Clearing Your Browser History
When you consider clearing your browser history, there are really four considerations to keep in mind: clearing history, clearing cache, clearing cookies and clearing search history. Each of these components of your web browsing history has a different effect and you might want to include them or exclude them depending upon your objective. The University of Indiana provides some good details for clearing multiple items in your browsing history.
Clearing your browsing history will be accomplished a little bit differently depending upon which device and which browser you are using. However, you can also clear it through your computer’s operating system. It can be activated using ctrl+shift+del in Windows-based OS or com+shift+del in Apple based OS to bring up a menu of choices to select. You might want to preserve favorite websites and just delete history or you might want to clear other items as well. Dell provides a pretty good rundown on clearing browsing history using this method.
Clearing Cache and Cookies
Clearing cookies, as we mentioned earlier, does help to speed up your computer and your browser because they get rid of the extra space on your hard drive and allow your browser to search through fewer options, but what about cache? In order to make updates to files that compromise your site, developers often push changes or features live. If a file that your browser cache has been changed, then your browser will continue using the old one instead of the updated one. This typically causes a run time error, which can be resolved by clearing your cache files.
Clearing Search History
Deleting your browser history does not delete your search history. Business Insider notes that “deleting your Google web-browser history and Google search history is one way to limit how much data you allow to be collected about you on the internet.” Besides deleting search history in Google, you will also want to delete search history in other search engines as well.
An alternative to clearing your browsing history is to use what is commonly referred to as “going incognito.” This private browsing function disables browsing history, web cache and cookies on your device and erases where you have been when you close the incognito or private browsing window.

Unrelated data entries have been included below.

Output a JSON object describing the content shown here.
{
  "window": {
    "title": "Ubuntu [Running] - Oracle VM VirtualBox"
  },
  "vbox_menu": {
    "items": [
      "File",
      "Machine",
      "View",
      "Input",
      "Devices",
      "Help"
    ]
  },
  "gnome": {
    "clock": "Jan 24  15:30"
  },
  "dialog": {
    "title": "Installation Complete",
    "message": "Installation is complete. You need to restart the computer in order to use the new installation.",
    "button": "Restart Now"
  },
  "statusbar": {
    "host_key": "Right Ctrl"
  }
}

There are pros and cons to using the private browsing function.
• The websites you viewed will not be saved when you close the private browsing window.
• Preventing the accidental saving of personal information or login credentials.
• You get more pure search results that are not influenced by browsing, history, cookies, and social media.
• Best practice when using a shared computer, online banking or viewing any material you want to keep private.
• Facebook and other social media websites will not be able to track your online activity and use it for advertising purposes.
• Finding something you wanted to return to after you have been browsing in incognito mode won’t be available.
• Be aware that downloads will still be saved to your downloads folder where anyone can see them.
• Browsing incognito does not mean that you are browsing securely. Your activities can still be tracked via browser extensions, DNS cache, or downloaded/installed SSL certificates.
Regardless of your motivation for clearing your browsing history, you can help keep your searches private by either clearing your browser history or by making use of the private browsing feature on your preferred browser. Be aware that clearing your browser history and browsing incognito will not solve all of your privacy and security problems, and might not be your best choice in every situation. Utilizing the information we have provided to you, you should be able to make an informed decision about why and how to clear your browsing history.